→ **What you should do**:
Work out how many lines in the data below contain "plan", and state that count with nothing added.

→ **Material shown**:
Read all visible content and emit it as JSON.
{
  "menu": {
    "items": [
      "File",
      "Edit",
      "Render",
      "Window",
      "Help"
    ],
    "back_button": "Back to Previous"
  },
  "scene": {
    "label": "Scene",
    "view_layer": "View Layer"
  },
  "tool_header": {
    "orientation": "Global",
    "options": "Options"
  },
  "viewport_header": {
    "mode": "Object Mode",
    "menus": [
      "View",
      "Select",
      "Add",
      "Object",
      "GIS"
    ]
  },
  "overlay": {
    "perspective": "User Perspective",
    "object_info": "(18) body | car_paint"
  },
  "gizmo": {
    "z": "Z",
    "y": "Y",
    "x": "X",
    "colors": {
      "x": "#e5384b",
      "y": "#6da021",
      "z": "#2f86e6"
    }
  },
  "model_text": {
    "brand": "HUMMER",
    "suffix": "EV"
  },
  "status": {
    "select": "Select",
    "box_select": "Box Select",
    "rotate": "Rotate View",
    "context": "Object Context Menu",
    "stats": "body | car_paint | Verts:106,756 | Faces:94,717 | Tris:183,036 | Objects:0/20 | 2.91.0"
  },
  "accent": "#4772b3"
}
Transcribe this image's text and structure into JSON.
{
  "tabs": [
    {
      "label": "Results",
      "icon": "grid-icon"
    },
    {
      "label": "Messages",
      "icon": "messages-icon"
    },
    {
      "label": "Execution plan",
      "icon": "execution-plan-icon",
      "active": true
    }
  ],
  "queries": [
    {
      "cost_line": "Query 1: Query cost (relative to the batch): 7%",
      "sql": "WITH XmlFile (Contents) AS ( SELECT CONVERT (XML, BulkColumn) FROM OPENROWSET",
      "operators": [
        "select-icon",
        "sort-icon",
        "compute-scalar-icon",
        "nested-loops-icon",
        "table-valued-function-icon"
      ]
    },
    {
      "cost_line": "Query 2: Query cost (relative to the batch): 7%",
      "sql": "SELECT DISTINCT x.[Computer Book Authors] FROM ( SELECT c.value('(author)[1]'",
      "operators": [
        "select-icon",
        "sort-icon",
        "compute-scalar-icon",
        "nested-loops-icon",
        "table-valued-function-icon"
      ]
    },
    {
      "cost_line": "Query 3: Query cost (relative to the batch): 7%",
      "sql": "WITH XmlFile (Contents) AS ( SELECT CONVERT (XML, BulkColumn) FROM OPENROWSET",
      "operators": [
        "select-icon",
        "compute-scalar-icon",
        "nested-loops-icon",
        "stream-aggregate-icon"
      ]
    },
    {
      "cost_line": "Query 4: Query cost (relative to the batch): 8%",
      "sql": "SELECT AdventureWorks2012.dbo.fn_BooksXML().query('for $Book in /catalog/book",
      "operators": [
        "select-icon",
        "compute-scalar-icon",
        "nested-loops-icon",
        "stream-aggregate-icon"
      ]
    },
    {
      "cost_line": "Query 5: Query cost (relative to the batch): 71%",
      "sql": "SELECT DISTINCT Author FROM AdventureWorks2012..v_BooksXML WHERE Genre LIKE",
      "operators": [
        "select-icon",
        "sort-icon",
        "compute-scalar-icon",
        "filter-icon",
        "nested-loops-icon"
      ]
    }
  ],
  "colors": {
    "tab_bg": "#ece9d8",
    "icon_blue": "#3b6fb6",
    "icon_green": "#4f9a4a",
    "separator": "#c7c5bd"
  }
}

→ **Written answer**:
2